My sister Crystal wrote this after the race last Saturday to share the experience with her supervisor. I wanted to share it with you, as she grabbed the essence of the event. Hugs to all of you, Candy
“Race for the Cure 2005”
Ugh, it was rainy and muggy. My knees and left hip were hurting. . It was Saturday. I lay in bed thinking “I’ll call Sam Gross and tell her to go the “Race for the Cure 2005” without me.” A little thought kept nudging at my heart…Sometimes we must do what is hard and uncomfortable to do what is best. Was staying in bed the best thing for me to do? Uh...No. So, one hour and three pain relievers later, I am meeting Katie Wheeldon in front of Sam’s house.
In the poring rain, Sam struggles to see the road in front of her making her way downtown, with Katie trying valiantly to stay right behind us. I’m thinking…”I’m walking in this rain??” I look at Sam and wonder if she is thinking the same thing…and in her conversation she mentions, “We ran in the rain last year for this race.” Well, there was my answer.
Finding a place to park without paying was impossible, (thank goodness for spare change in the ashtray) so we parked in the nearest garage. We met up with co-workers and our NLS-OHIO Race for the Cure 2005 team members, Adrian Hoover, Kevin Grimes, Sam Williams and some others.
The runners went first (bye bye Adrian and Kevin) and then the walkers. We were in the last part of the walkers, furthest back. What a sight!! Coming over the crest right after the start line you could see thousands of people, filling an entire downtown street for as far as the eye could see.
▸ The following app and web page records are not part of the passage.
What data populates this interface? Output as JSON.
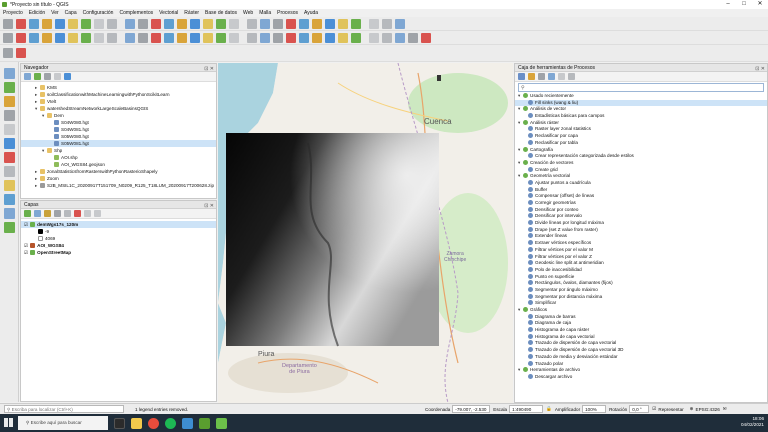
{
  "window": {
    "title": "*Proyecto sin título - QGIS"
  },
  "menu": [
    "Proyecto",
    "Edición",
    "Ver",
    "Capa",
    "Configuración",
    "Complementos",
    "Vectorial",
    "Ráster",
    "Base de datos",
    "Web",
    "Malla",
    "Procesos",
    "Ayuda"
  ],
  "navigator": {
    "title": "Navegador",
    "items": [
      {
        "label": "KMS",
        "depth": 2,
        "type": "folder",
        "open": false
      },
      {
        "label": "soilClassificationwithMachineLearningwithPythonScikitLearn",
        "depth": 2,
        "type": "folder",
        "open": false
      },
      {
        "label": "Vtelt",
        "depth": 2,
        "type": "folder",
        "open": false
      },
      {
        "label": "watershedStreamNetworkLargeScaleBasinsQGIS",
        "depth": 2,
        "type": "folder",
        "open": true
      },
      {
        "label": "Dem",
        "depth": 3,
        "type": "folder",
        "open": true
      },
      {
        "label": "S04W080.hgt",
        "depth": 4,
        "type": "raster"
      },
      {
        "label": "S04W081.hgt",
        "depth": 4,
        "type": "raster"
      },
      {
        "label": "S05W080.hgt",
        "depth": 4,
        "type": "raster"
      },
      {
        "label": "S05W081.hgt",
        "depth": 4,
        "type": "raster",
        "selected": true
      },
      {
        "label": "Shp",
        "depth": 3,
        "type": "folder",
        "open": true
      },
      {
        "label": "AOI.shp",
        "depth": 4,
        "type": "vector"
      },
      {
        "label": "AOI_WGS84.geojson",
        "depth": 4,
        "type": "vector"
      },
      {
        "label": "zonalStatisticsfromRasterswithPythonRasterioShapely",
        "depth": 2,
        "type": "folder",
        "open": false
      },
      {
        "label": "Zoom",
        "depth": 2,
        "type": "folder",
        "open": false
      },
      {
        "label": "S2B_MSIL1C_20200917T151709_N0209_R125_T18LUM_20200917T200628.zip",
        "depth": 2,
        "type": "zip",
        "open": false
      }
    ]
  },
  "layers": {
    "title": "Capas",
    "items": [
      {
        "label": "demWgs17s_120m",
        "bold": true,
        "checked": true,
        "selected": true,
        "depth": 0
      },
      {
        "label": "-9",
        "depth": 2,
        "swatch": "#000000"
      },
      {
        "label": "4069",
        "depth": 2,
        "swatch": "#ffffff"
      },
      {
        "label": "AOI_WGS84",
        "bold": true,
        "checked": true,
        "depth": 0,
        "swatch": "#b5542a"
      },
      {
        "label": "OpenStreetMap",
        "bold": true,
        "checked": true,
        "depth": 0
      }
    ]
  },
  "map": {
    "labels": {
      "cuenca": "Cuenca",
      "zamora": "Zamora\nChinchipe",
      "piura": "Piura",
      "depto": "Departamento\nde Piura"
    }
  },
  "toolbox": {
    "title": "Caja de herramientas de Procesos",
    "search_value": "",
    "items": [
      {
        "label": "Usado recientemente",
        "depth": 0,
        "group": true
      },
      {
        "label": "Fill sinks (wang & liu)",
        "depth": 1,
        "selected": true
      },
      {
        "label": "Análisis de vector",
        "depth": 0,
        "group": true
      },
      {
        "label": "Estadísticas básicas para campos",
        "depth": 1
      },
      {
        "label": "Análisis ráster",
        "depth": 0,
        "group": true
      },
      {
        "label": "Raster layer zonal statistics",
        "depth": 1
      },
      {
        "label": "Reclasificar por capa",
        "depth": 1
      },
      {
        "label": "Reclasificar por tabla",
        "depth": 1
      },
      {
        "label": "Cartografía",
        "depth": 0,
        "group": true
      },
      {
        "label": "Crear representación categorizada desde estilos",
        "depth": 1
      },
      {
        "label": "Creación de vectores",
        "depth": 0,
        "group": true
      },
      {
        "label": "Create grid",
        "depth": 1
      },
      {
        "label": "Geometría vectorial",
        "depth": 0,
        "group": true
      },
      {
        "label": "Ajustar puntos a cuadrícula",
        "depth": 1
      },
      {
        "label": "Buffer",
        "depth": 1
      },
      {
        "label": "Compensar (offset) de líneas",
        "depth": 1
      },
      {
        "label": "Corregir geometrías",
        "depth": 1
      },
      {
        "label": "Densificar por conteo",
        "depth": 1
      },
      {
        "label": "Densificar por intervalo",
        "depth": 1
      },
      {
        "label": "Divide líneas por longitud máxima",
        "depth": 1
      },
      {
        "label": "Drape (set Z value from raster)",
        "depth": 1
      },
      {
        "label": "Extender líneas",
        "depth": 1
      },
      {
        "label": "Extraer vértices específicos",
        "depth": 1
      },
      {
        "label": "Filtrar vértices por el valor M",
        "depth": 1
      },
      {
        "label": "Filtrar vértices por el valor Z",
        "depth": 1
      },
      {
        "label": "Geodesic line split at antimeridian",
        "depth": 1
      },
      {
        "label": "Polo de inaccesibilidad",
        "depth": 1
      },
      {
        "label": "Punto en superficie",
        "depth": 1
      },
      {
        "label": "Rectángulos, óvalos, diamantes (fijos)",
        "depth": 1
      },
      {
        "label": "Segmentar por ángulo máximo",
        "depth": 1
      },
      {
        "label": "Segmentar por distancia máxima",
        "depth": 1
      },
      {
        "label": "Simplificar",
        "depth": 1
      },
      {
        "label": "Gráficos",
        "depth": 0,
        "group": true
      },
      {
        "label": "Diagrama de barras",
        "depth": 1
      },
      {
        "label": "Diagrama de caja",
        "depth": 1
      },
      {
        "label": "Histograma de capa ráster",
        "depth": 1
      },
      {
        "label": "Histograma de capa vectorial",
        "depth": 1
      },
      {
        "label": "Trazado de dispersión de capa vectorial",
        "depth": 1
      },
      {
        "label": "Trazado de dispersión de capa vectorial 3D",
        "depth": 1
      },
      {
        "label": "Trazado de media y desviación estándar",
        "depth": 1
      },
      {
        "label": "Trazado polar",
        "depth": 1
      },
      {
        "label": "Herramientas de archivo",
        "depth": 0,
        "group": true
      },
      {
        "label": "Descargar archivo",
        "depth": 1
      }
    ]
  },
  "status": {
    "locator_placeholder": "Escriba para localizar (Ctrl+K)",
    "message": "1 legend entries removed.",
    "coord_label": "Coordenada",
    "coord_value": "-79.007, -2.530",
    "scale_label": "Escala",
    "scale_value": "1:490490",
    "magnifier_label": "Amplificador",
    "magnifier_value": "100%",
    "rotation_label": "Rotación",
    "rotation_value": "0,0 °",
    "render_label": "Representar",
    "crs": "EPSG:4326"
  },
  "taskbar": {
    "search_placeholder": "Escribe aquí para buscar",
    "time": "18:06",
    "date": "04/02/2021"
  }
}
The Columbus Dispatch said there were 26,000+ people in the race. Big people, little people, young people, old people, thin people, chubby people...and people of all nationalities and color. Dogs, strollers, wheelchairs, walkers and canes. Bands, balloons, onlookers and cheerleaders along the side of the road are sprinkled all through the walk.
Big steps, little steps, fast pace, snail pace, a little rain and sometimes more rain…did not impede any in the race. Smiling faces, laughing, people walking and dancing as they passed by one of the bands. You could see the traditional white shirts of the race and many creative, colorful shirts from various organizational sponsors. One that caught my eye was a brown shirt, with pink silhouettes pf people walking in the shape of the “Pink Ribbon” for breast cancer…it was very cool.
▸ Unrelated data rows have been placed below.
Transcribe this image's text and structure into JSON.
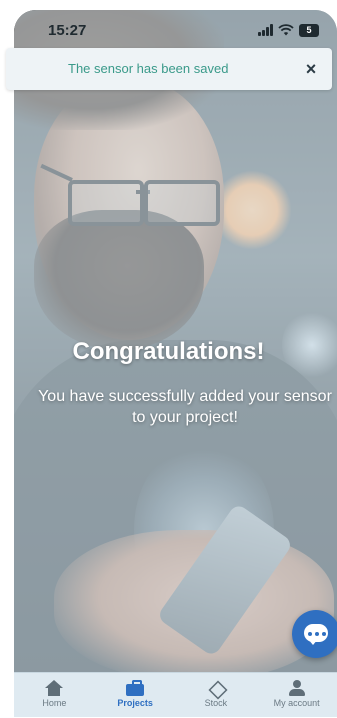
{
  "status_bar": {
    "time": "15:27",
    "battery": "5"
  },
  "toast": {
    "message": "The sensor has been saved",
    "close_symbol": "×"
  },
  "content": {
    "headline": "Congratulations!",
    "message": "You have successfully added your sensor to your project!"
  },
  "fab": {
    "icon": "chat-icon"
  },
  "nav": {
    "items": [
      {
        "label": "Home",
        "icon": "home-icon"
      },
      {
        "label": "Projects",
        "icon": "briefcase-icon"
      },
      {
        "label": "Stock",
        "icon": "box-icon"
      },
      {
        "label": "My account",
        "icon": "person-icon"
      }
    ],
    "active": "Projects"
  },
  "colors": {
    "accent": "#2f6fc1",
    "toast_text": "#3a9a8a",
    "nav_bg": "#dfeaf1"
  }
}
One the back of the shirts was a sheet of paper with our race numbers safety pinned as our ticket to run. Another sheet also pinned was pink…on these sheets of paper were the names in memory of people who have lost the battle with breast cancer and passed, and also names for celebration of those who are fighting the battle now or who are survivors.
Some included pictures. One company: Too, Inc. had an 8 x 11 pink page full of names.
As you walked behind someone, and as you read their ‘sheets”, you got a small glimpse of pain, sorrow, joy and victory. Some had several names on their sheets in memory of Grandma and Mom, and celebration of aunts, sisters, and daughters…..Several generations of the same family. I counted the names on the sheet of one woman; there were 6 in one family crossing over four generations. I cried when I saw that one.
There was another prominent color of shirts…they were a light pink. As you looked over the crowd you saw hundreds of them. The women wearing them are the ones fighting the battle and the survivors of this insidious disease. Many of them also wore pink hats. I will tell you; this disease has no shame, is not picky and strikes women of all ages and color. I saw one fairly elderly woman, walking with the help of a friend….one breast clearly gone. Another, very young woman waling with her husband and small child, hair gone, covered by a pink hat. Another, whose hair was gone, had a young adolescent son, whose head was shaved, holding his mother’s hand, unashamedly for the entire race. I cried when I saw all of them. There were many, many, just like these…and you had a sense of oneness, camaraderie, and victory. These women were the ones laughing, smiling, waving, dancing, and encouraging others to press on.
There were some on podiums with microphones and as you walked by you could hear parts of their stories and the thankfulness they felt for all of us who were participating in the race. Their faces beaming with joy and hope. This disease may invade, maim and sometimes kill the body, but it was clear by these brave women and their family and friends, that it will not destroy the soul, spirit or the fight.
On my back was a pink slip of celebration of my sister Candy, who is a survivor. (She was in the 1 mile fun race with her grandchildren and family.) I could have added several friends that have lost the battle. On the back of Sam Williams shirt, was a memory of her Mom, who she lost in high school after a 4 ½ year battle with the disease. We walked with one in a pink shirt, a survivor…and all of her adult children. She told me part of her story as we walked. It is the same story my sister shares with others. It is a story of hope, solidarity and victory.
It is an experience I will never forget, and it will not stop this year. I will walk every year as long as God gives me the ability to do so. I will encourage everyone I know to do the same.
Perfume and incense bring joy to the heart, and the pleasantness of one's friend springs from his earnest counsel.